Early Childhood Literature


Carroll Vs. Juster: A Literary Comparison

Anyone who has read Alice's Adventures in Wonderland is immediately brought back to their childhood, or a whatever childlike enthrallment they were under when reading it. The sheer abundance of fantastical imagery, and the seemingly ceaseless use of play-on-words cannot help but appeal to that unhindered bliss of kid consciousness, where the possibilities can be endless and aimless, and all that matters is perspective. The same feeling comes back to the reader in Norton Juster's The Phantom Tollboth, depositing the relatable main character in a world apparently constructed of complete imagination. It blends the most abstractly solid of one's experiences…thought, and deliberation. The reader thinks, "This is fantasy" and it is, but it has very real implications. Both of these novels take a relatively normal character, and throw them into a world that they must soon make sense of.

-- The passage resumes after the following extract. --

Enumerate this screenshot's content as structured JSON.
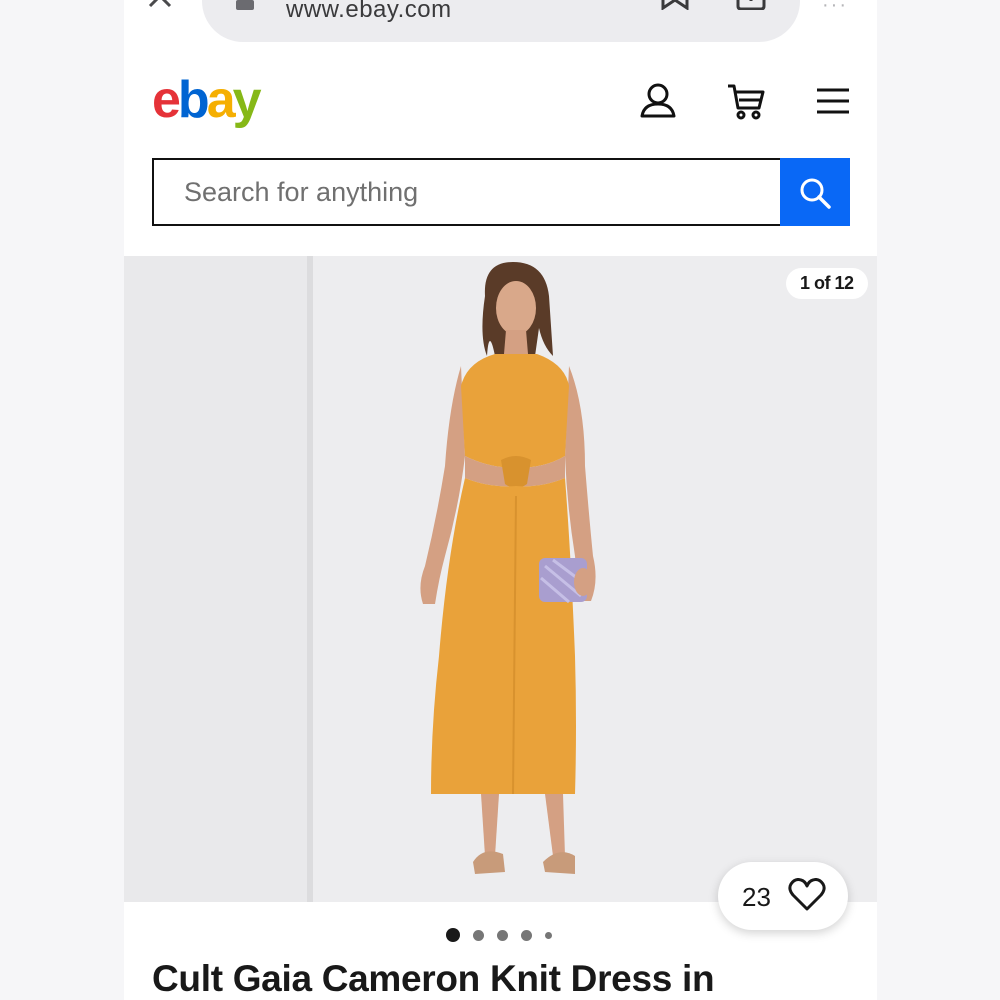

For each character there is a broken kingdom to rectify, and a journey to be had. Most importantly, ass these journeys progress, the worlds become important characters themselves. They exhibit behaviors and personalities that seem to have a life of their own, enlivening the creativity of both the author and reader from the finest levels of consciousness.

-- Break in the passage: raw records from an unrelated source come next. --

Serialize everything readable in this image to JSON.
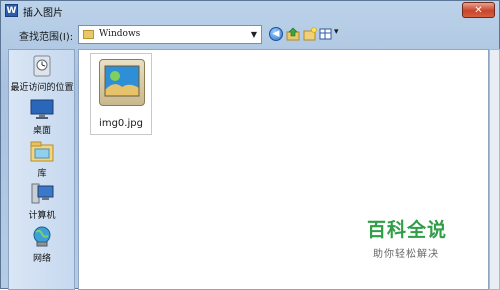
{
  "window": {
    "title": "插入图片",
    "app_icon_letter": "W",
    "close_symbol": "✕"
  },
  "toolbar": {
    "look_in_label": "查找范围(I):",
    "look_in_value": "Windows",
    "dropdown_symbol": "▼",
    "view_symbol": "▾"
  },
  "sidebar": {
    "items": [
      {
        "label": "最近访问的位置",
        "icon": "recent-places-icon"
      },
      {
        "label": "桌面",
        "icon": "desktop-icon"
      },
      {
        "label": "库",
        "icon": "libraries-icon"
      },
      {
        "label": "计算机",
        "icon": "computer-icon"
      },
      {
        "label": "网络",
        "icon": "network-icon"
      }
    ]
  },
  "files": [
    {
      "name": "img0.jpg",
      "icon": "image-file-icon"
    }
  ],
  "watermark": {
    "title": "百科全说",
    "subtitle": "助你轻松解决"
  }
}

Lewis Carroll's Alice's Adventures in Wonderland was published in 1865, in England. Lewis Carroll himself was a Deacon and professor, and somewhat socially awkward individual. Due to his own difficult character, he much preferred the company of children to adults. He had a very creative mind, and that seemed to flourish in the presence of kids. As a writer, his largest influences seemed to come from his own imagination, and nostalgia that he felt towards childlike ways of thinking. He was greatly inspired by the nonsensical sayings of children, and...